"I can't get that image out of my head," he continues, pausing to fight back tears. "That wasn't him."

Cross credits his wife and surviving children for giving him a reason to continue living.

Brett Cross in DC at sit in
Brett Cross, Nikki Cross and other gun violence prevention advocates at a recent seven-day sit-in outside the Capitol Building in Washington, D.C.Courtesy Caitlin Moore Photography

"If I can make it through the next 60 seconds, the next hour, the next day, I'm good. The only way that I survive right now is because of my other kids," he adds. "Had Uzi been my only child, I would have killed myself."

He says he has no idea how he’ll spend his second Father’s Day since the shooting. “I don’t make plans.”

'Maybe it's time for a Father's Demand Action'

Visions of his deceased son kept Brett Cross under water for weeks after the shooting.

When he came up for air, he looked at what other parents who had lost children to gun violence were doing. He found Manuel "Manny" Oliver, who lost his 17-year-old son, Joaquin, in the 2018 Parkland shooting.

In Manny, Brett says he saw himself.

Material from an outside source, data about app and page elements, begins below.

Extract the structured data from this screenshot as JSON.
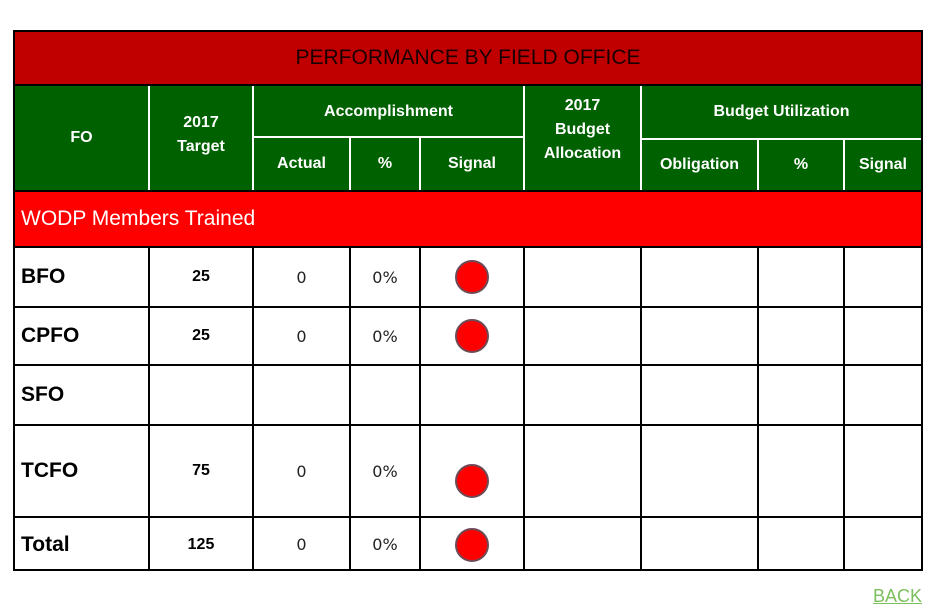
{
  "title": "PERFORMANCE BY FIELD OFFICE",
  "header": {
    "fo": "FO",
    "target_line1": "2017",
    "target_line2": "Target",
    "accomplishment": "Accomplishment",
    "actual": "Actual",
    "acc_percent": "%",
    "acc_signal": "Signal",
    "budget_line1": "2017",
    "budget_line2": "Budget",
    "budget_line3": "Allocation",
    "budget_utilization": "Budget Utilization",
    "obligation": "Obligation",
    "bu_percent": "%",
    "bu_signal": "Signal"
  },
  "section_label": "WODP Members Trained",
  "colors": {
    "title_bg": "#c00000",
    "header_bg": "#006100",
    "section_bg": "#ff0000",
    "signal_red": "#ff0000",
    "back_link": "#7cbf5c"
  },
  "rows": [
    {
      "fo": "BFO",
      "target": "25",
      "actual": "0",
      "percent": "0%",
      "signal": "red",
      "allocation": "",
      "obligation": "",
      "bu_percent": "",
      "bu_signal": ""
    },
    {
      "fo": "CPFO",
      "target": "25",
      "actual": "0",
      "percent": "0%",
      "signal": "red",
      "allocation": "",
      "obligation": "",
      "bu_percent": "",
      "bu_signal": ""
    },
    {
      "fo": "SFO",
      "target": "",
      "actual": "",
      "percent": "",
      "signal": "",
      "allocation": "",
      "obligation": "",
      "bu_percent": "",
      "bu_signal": ""
    },
    {
      "fo": "TCFO",
      "target": "75",
      "actual": "0",
      "percent": "0%",
      "signal": "red",
      "allocation": "",
      "obligation": "",
      "bu_percent": "",
      "bu_signal": ""
    },
    {
      "fo": "Total",
      "target": "125",
      "actual": "0",
      "percent": "0%",
      "signal": "red",
      "allocation": "",
      "obligation": "",
      "bu_percent": "",
      "bu_signal": ""
    }
  ],
  "back_link": "BACK"
}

"He is 100% himself, 100% unique and 100% that pissed off dad that you don't want to f--- with," Cross says. "I'm the same, and it helps to know that I'm not a trailblazer in this ... I mean, this man got buses and took them to Ted Cruz's house! That's a man without something to lose. I know that feeling."

Oliver recalls seeing Cross on the news.

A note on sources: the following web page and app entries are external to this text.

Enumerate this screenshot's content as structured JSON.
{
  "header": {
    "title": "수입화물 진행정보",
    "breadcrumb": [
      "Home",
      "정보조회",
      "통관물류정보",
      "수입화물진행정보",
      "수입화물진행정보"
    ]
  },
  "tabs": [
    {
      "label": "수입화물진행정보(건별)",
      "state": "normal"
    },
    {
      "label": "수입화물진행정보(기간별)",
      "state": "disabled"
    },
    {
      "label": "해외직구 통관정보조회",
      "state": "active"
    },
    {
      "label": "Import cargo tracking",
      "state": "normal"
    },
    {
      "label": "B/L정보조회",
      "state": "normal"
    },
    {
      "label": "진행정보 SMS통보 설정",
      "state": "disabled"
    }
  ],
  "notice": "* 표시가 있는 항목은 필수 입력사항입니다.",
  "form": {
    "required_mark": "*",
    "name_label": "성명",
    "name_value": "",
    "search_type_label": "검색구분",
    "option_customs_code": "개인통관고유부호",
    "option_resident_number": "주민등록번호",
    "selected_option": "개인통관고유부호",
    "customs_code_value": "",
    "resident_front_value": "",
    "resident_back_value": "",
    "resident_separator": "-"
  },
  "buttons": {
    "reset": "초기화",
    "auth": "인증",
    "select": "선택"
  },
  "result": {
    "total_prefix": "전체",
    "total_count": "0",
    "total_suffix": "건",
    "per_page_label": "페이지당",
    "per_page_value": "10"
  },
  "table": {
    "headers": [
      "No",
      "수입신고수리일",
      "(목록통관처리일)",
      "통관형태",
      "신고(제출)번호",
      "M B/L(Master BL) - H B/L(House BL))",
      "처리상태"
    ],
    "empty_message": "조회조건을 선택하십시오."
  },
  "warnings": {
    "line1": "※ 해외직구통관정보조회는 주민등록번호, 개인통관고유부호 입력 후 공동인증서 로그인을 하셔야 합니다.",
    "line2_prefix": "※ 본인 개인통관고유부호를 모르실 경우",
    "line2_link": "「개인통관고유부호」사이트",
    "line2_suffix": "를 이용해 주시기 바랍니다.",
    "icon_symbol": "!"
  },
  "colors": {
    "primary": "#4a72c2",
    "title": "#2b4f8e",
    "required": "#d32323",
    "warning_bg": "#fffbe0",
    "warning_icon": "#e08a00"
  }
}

"He was the first parent I saw who was really pissed off," Oliver tells "I knew that we had something in common ... It inspires me ... You feel that you're not alone."

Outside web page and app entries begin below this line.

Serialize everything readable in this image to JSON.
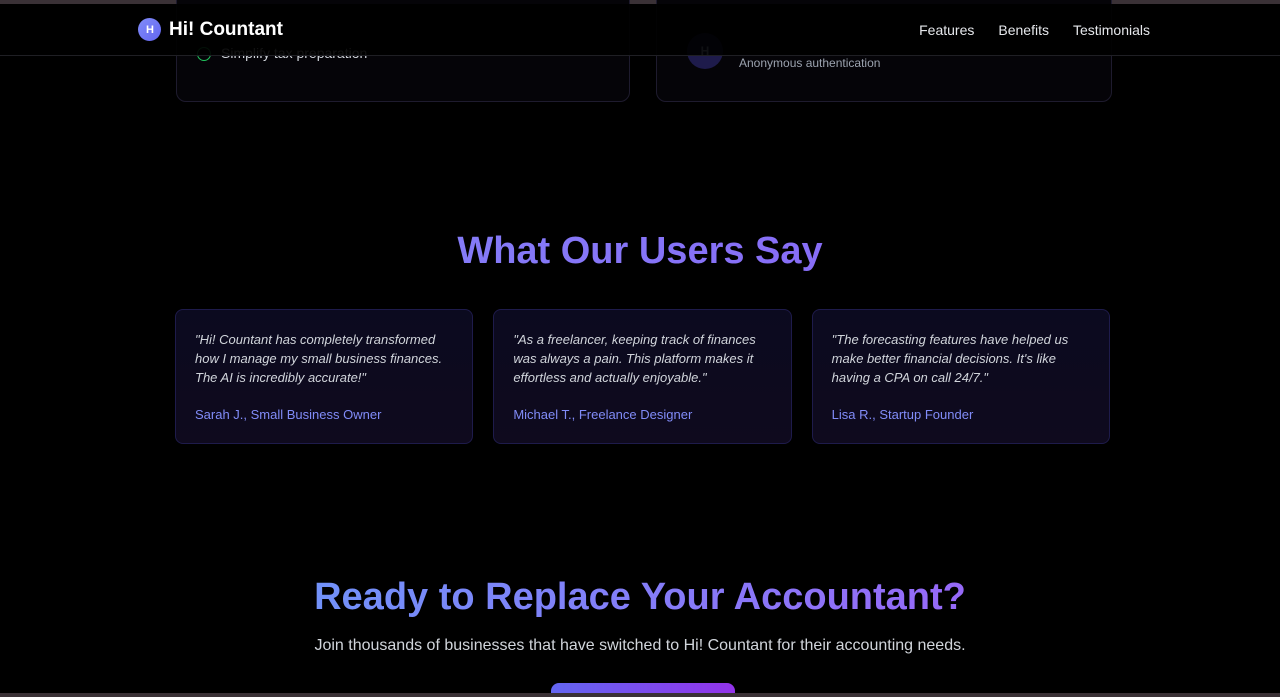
{
  "header": {
    "logo_mark": "H",
    "logo_text": "Hi! Countant",
    "nav": [
      "Features",
      "Benefits",
      "Testimonials"
    ]
  },
  "peek": {
    "left_text": "Simplify tax preparation",
    "right_avatar": "H",
    "right_text": "Anonymous authentication"
  },
  "testimonials": {
    "title": "What Our Users Say",
    "items": [
      {
        "quote": "\"Hi! Countant has completely transformed how I manage my small business finances. The AI is incredibly accurate!\"",
        "author": "Sarah J., Small Business Owner"
      },
      {
        "quote": "\"As a freelancer, keeping track of finances was always a pain. This platform makes it effortless and actually enjoyable.\"",
        "author": "Michael T., Freelance Designer"
      },
      {
        "quote": "\"The forecasting features have helped us make better financial decisions. It's like having a CPA on call 24/7.\"",
        "author": "Lisa R., Startup Founder"
      }
    ]
  },
  "cta": {
    "title": "Ready to Replace Your Accountant?",
    "subtitle": "Join thousands of businesses that have switched to Hi! Countant for their accounting needs."
  },
  "colors": {
    "accent": "#818cf8",
    "gradient_start": "#60a5fa",
    "gradient_end": "#a855f7",
    "background": "#000000"
  }
}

Brett Cross speaking in DC
Brett Cross, speaking at a rally for gun legislation.Courtesy Caitlin Moore Photography

Oliver acknowledges dads can be "a little messy," and says perhaps men should network like the women behind Moms Demand Action, a gun violence prevention advocacy group.

"Women are a little more organized," he adds. "Maybe it's time for a Fathers Demand Action."

Cross says he "apologized" when he first met Oliver for not being politically active after Sandy Hook, Parkland, Sante Fe and the many other shootings that preceded the Robb Elementary massacre.

"They turned around and apologized to me, saying: 'I'm sorry we couldn't do more,'" he says. "Now I have parents coming to me saying 'I’m sorry,' and I'm the one saying 'I'm sorry I couldn't do more.' It's a never-ending cycle."

'I don't fear anything anymore'

If dads are going to battle over gun control, Cross is ready.

Facing what he says are death threats and online harassment — including people telling him "Uzi deserved to die" — Cross says he will continue advocacy work with righteous indignation until he joins Uzi in the afterlife.

Brett Cross
Brett Cross sits near a memorial for his son Uzi. He says he knows his fight for gun laws might make him a target. He's OK with that.Jordan Vonderhaar for NBC News

"I don't fear anything anymore — not even my own mortality," he says. "I'm pretty sure I'm going to get shot doing this work and I'm OK with that. If that happens, parade me around — let these a------- see."

Cross takes another drag from his cigarette, staring down the Capitol as if it at any moment it will come to life.

His brow furrows as he sizes up his opponent — his hat on backwards with his son's name stitched in the fabric, blazoned across his forehead.

It's a beautiful Sunday afternoon, but all one dad sees is a fight.